Saved entries:
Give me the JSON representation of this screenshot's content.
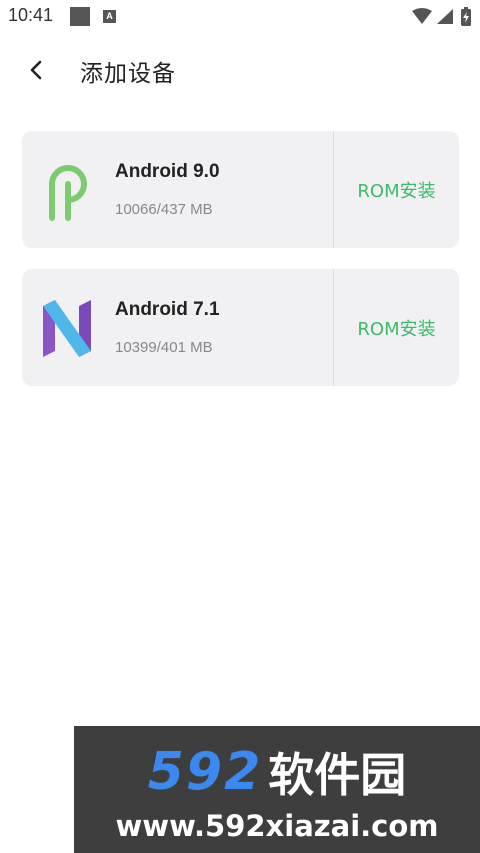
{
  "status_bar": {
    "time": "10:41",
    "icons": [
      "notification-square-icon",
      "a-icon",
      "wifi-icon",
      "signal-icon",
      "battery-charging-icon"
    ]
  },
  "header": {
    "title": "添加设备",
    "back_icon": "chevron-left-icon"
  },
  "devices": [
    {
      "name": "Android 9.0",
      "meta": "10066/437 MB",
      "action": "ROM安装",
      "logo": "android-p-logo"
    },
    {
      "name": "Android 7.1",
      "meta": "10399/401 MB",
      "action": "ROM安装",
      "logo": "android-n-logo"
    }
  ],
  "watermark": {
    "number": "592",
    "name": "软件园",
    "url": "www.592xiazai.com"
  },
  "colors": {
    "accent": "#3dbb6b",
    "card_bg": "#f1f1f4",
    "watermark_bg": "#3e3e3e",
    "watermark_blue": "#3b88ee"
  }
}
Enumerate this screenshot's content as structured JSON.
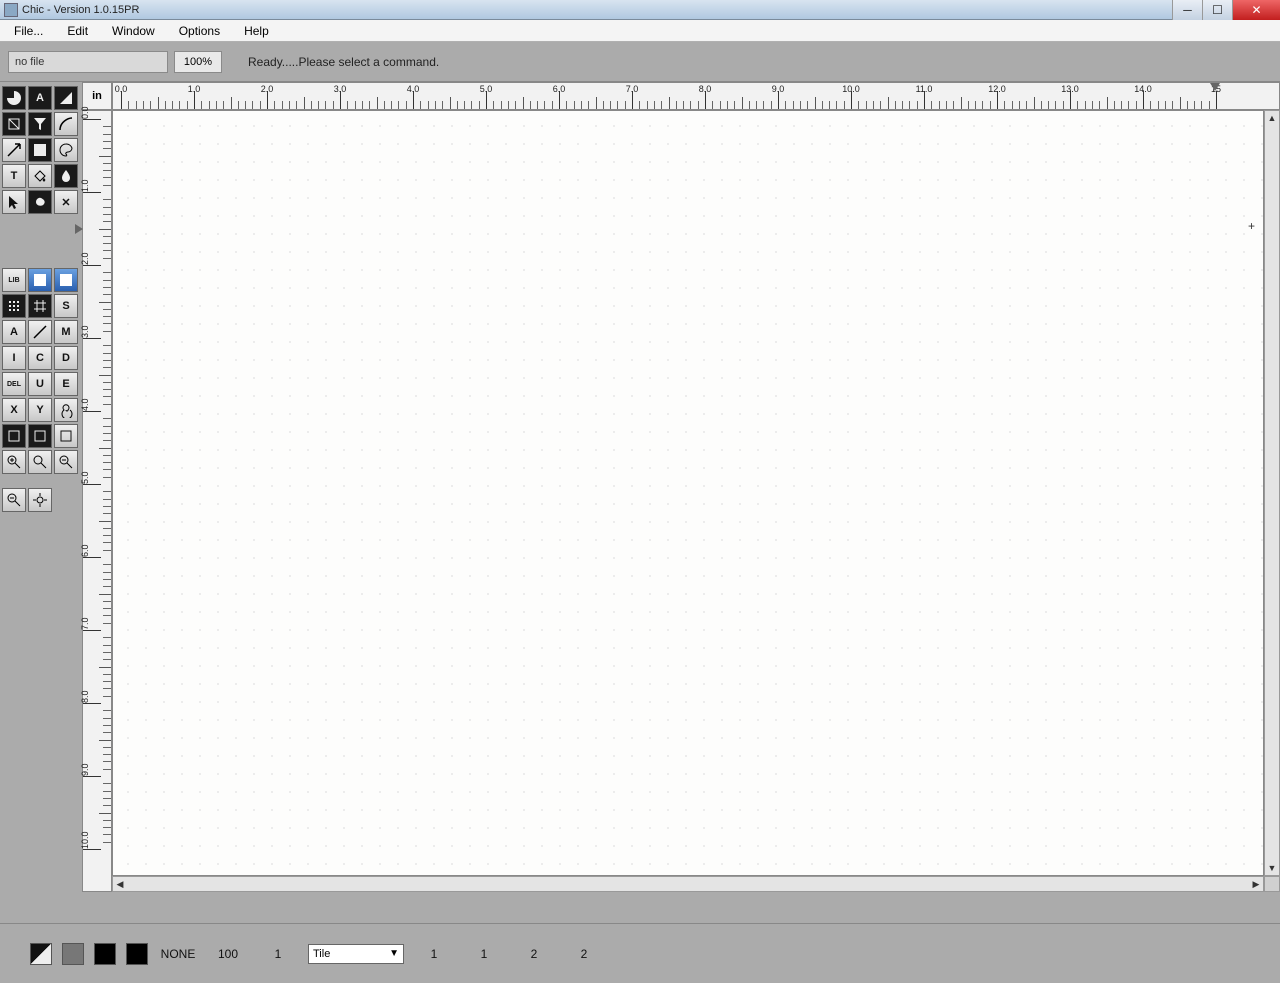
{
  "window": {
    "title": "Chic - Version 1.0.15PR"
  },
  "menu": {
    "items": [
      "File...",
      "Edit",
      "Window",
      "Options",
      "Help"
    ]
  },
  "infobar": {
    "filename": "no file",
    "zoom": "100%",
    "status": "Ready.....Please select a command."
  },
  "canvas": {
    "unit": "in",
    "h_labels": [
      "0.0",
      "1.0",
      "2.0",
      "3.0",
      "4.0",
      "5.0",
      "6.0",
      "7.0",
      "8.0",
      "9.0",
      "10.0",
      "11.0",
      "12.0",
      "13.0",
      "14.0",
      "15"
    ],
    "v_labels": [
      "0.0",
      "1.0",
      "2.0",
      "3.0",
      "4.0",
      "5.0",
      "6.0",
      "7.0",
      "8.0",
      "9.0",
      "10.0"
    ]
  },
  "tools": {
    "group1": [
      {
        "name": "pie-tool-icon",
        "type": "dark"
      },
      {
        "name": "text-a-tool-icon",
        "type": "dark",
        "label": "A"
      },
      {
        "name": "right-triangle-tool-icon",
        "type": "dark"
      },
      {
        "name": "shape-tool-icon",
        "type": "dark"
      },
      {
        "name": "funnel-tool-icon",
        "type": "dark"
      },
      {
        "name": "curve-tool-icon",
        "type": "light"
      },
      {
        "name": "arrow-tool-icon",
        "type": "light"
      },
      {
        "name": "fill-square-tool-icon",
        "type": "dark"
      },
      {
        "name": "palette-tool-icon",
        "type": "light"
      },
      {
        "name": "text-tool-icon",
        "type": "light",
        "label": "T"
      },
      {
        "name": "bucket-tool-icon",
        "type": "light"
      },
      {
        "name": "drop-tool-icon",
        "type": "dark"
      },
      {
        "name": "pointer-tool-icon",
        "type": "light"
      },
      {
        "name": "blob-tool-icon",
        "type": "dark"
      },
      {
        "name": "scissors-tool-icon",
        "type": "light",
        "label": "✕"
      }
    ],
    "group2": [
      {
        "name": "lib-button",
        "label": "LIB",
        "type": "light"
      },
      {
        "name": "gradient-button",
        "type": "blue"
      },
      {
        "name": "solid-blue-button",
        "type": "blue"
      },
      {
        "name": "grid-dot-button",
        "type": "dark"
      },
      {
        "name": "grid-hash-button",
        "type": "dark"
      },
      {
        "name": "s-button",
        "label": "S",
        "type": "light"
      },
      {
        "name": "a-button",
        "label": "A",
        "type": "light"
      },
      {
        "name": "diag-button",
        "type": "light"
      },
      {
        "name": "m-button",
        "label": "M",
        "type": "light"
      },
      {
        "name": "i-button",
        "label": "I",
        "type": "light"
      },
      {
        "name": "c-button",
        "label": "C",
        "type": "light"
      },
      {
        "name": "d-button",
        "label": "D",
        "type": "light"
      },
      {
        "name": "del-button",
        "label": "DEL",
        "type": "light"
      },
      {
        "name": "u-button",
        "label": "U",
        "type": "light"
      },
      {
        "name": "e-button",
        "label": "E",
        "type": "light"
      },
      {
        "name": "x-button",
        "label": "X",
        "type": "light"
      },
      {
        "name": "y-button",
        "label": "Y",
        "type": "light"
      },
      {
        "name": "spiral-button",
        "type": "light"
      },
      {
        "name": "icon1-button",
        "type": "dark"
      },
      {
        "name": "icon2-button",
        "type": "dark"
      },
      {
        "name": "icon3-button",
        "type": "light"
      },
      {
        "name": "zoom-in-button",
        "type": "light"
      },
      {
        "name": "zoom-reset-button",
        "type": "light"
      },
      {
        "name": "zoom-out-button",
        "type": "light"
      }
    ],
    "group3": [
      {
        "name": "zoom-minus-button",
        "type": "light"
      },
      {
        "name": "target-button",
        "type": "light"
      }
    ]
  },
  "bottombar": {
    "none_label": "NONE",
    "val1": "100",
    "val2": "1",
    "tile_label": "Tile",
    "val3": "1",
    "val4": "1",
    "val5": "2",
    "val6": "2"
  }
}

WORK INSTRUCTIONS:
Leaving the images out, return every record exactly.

SOLUTION:
Give me the JSON representation of this screenshot's content.
{
  "status_bar": {
    "time": "10:41",
    "icons": [
      "notification-square-icon",
      "a-icon",
      "wifi-icon",
      "signal-icon",
      "battery-charging-icon"
    ]
  },
  "header": {
    "title": "添加设备",
    "back_icon": "chevron-left-icon"
  },
  "devices": [
    {
      "name": "Android 9.0",
      "meta": "10066/437 MB",
      "action": "ROM安装",
      "logo": "android-p-logo"
    },
    {
      "name": "Android 7.1",
      "meta": "10399/401 MB",
      "action": "ROM安装",
      "logo": "android-n-logo"
    }
  ],
  "watermark": {
    "number": "592",
    "name": "软件园",
    "url": "www.592xiazai.com"
  },
  "colors": {
    "accent": "#3dbb6b",
    "card_bg": "#f1f1f4",
    "watermark_bg": "#3e3e3e",
    "watermark_blue": "#3b88ee"
  }
}
Enumerate this screenshot's content as structured JSON.
{
  "window": {
    "title": "Chic - Version 1.0.15PR"
  },
  "menu": {
    "items": [
      "File...",
      "Edit",
      "Window",
      "Options",
      "Help"
    ]
  },
  "infobar": {
    "filename": "no file",
    "zoom": "100%",
    "status": "Ready.....Please select a command."
  },
  "canvas": {
    "unit": "in",
    "h_labels": [
      "0.0",
      "1.0",
      "2.0",
      "3.0",
      "4.0",
      "5.0",
      "6.0",
      "7.0",
      "8.0",
      "9.0",
      "10.0",
      "11.0",
      "12.0",
      "13.0",
      "14.0",
      "15"
    ],
    "v_labels": [
      "0.0",
      "1.0",
      "2.0",
      "3.0",
      "4.0",
      "5.0",
      "6.0",
      "7.0",
      "8.0",
      "9.0",
      "10.0"
    ]
  },
  "tools": {
    "group1": [
      {
        "name": "pie-tool-icon",
        "type": "dark"
      },
      {
        "name": "text-a-tool-icon",
        "type": "dark",
        "label": "A"
      },
      {
        "name": "right-triangle-tool-icon",
        "type": "dark"
      },
      {
        "name": "shape-tool-icon",
        "type": "dark"
      },
      {
        "name": "funnel-tool-icon",
        "type": "dark"
      },
      {
        "name": "curve-tool-icon",
        "type": "light"
      },
      {
        "name": "arrow-tool-icon",
        "type": "light"
      },
      {
        "name": "fill-square-tool-icon",
        "type": "dark"
      },
      {
        "name": "palette-tool-icon",
        "type": "light"
      },
      {
        "name": "text-tool-icon",
        "type": "light",
        "label": "T"
      },
      {
        "name": "bucket-tool-icon",
        "type": "light"
      },
      {
        "name": "drop-tool-icon",
        "type": "dark"
      },
      {
        "name": "pointer-tool-icon",
        "type": "light"
      },
      {
        "name": "blob-tool-icon",
        "type": "dark"
      },
      {
        "name": "scissors-tool-icon",
        "type": "light",
        "label": "✕"
      }
    ],
    "group2": [
      {
        "name": "lib-button",
        "label": "LIB",
        "type": "light"
      },
      {
        "name": "gradient-button",
        "type": "blue"
      },
      {
        "name": "solid-blue-button",
        "type": "blue"
      },
      {
        "name": "grid-dot-button",
        "type": "dark"
      },
      {
        "name": "grid-hash-button",
        "type": "dark"
      },
      {
        "name": "s-button",
        "label": "S",
        "type": "light"
      },
      {
        "name": "a-button",
        "label": "A",
        "type": "light"
      },
      {
        "name": "diag-button",
        "type": "light"
      },
      {
        "name": "m-button",
        "label": "M",
        "type": "light"
      },
      {
        "name": "i-button",
        "label": "I",
        "type": "light"
      },
      {
        "name": "c-button",
        "label": "C",
        "type": "light"
      },
      {
        "name": "d-button",
        "label": "D",
        "type": "light"
      },
      {
        "name": "del-button",
        "label": "DEL",
        "type": "light"
      },
      {
        "name": "u-button",
        "label": "U",
        "type": "light"
      },
      {
        "name": "e-button",
        "label": "E",
        "type": "light"
      },
      {
        "name": "x-button",
        "label": "X",
        "type": "light"
      },
      {
        "name": "y-button",
        "label": "Y",
        "type": "light"
      },
      {
        "name": "spiral-button",
        "type": "light"
      },
      {
        "name": "icon1-button",
        "type": "dark"
      },
      {
        "name": "icon2-button",
        "type": "dark"
      },
      {
        "name": "icon3-button",
        "type": "light"
      },
      {
        "name": "zoom-in-button",
        "type": "light"
      },
      {
        "name": "zoom-reset-button",
        "type": "light"
      },
      {
        "name": "zoom-out-button",
        "type": "light"
      }
    ],
    "group3": [
      {
        "name": "zoom-minus-button",
        "type": "light"
      },
      {
        "name": "target-button",
        "type": "light"
      }
    ]
  },
  "bottombar": {
    "none_label": "NONE",
    "val1": "100",
    "val2": "1",
    "tile_label": "Tile",
    "val3": "1",
    "val4": "1",
    "val5": "2",
    "val6": "2"
  }
}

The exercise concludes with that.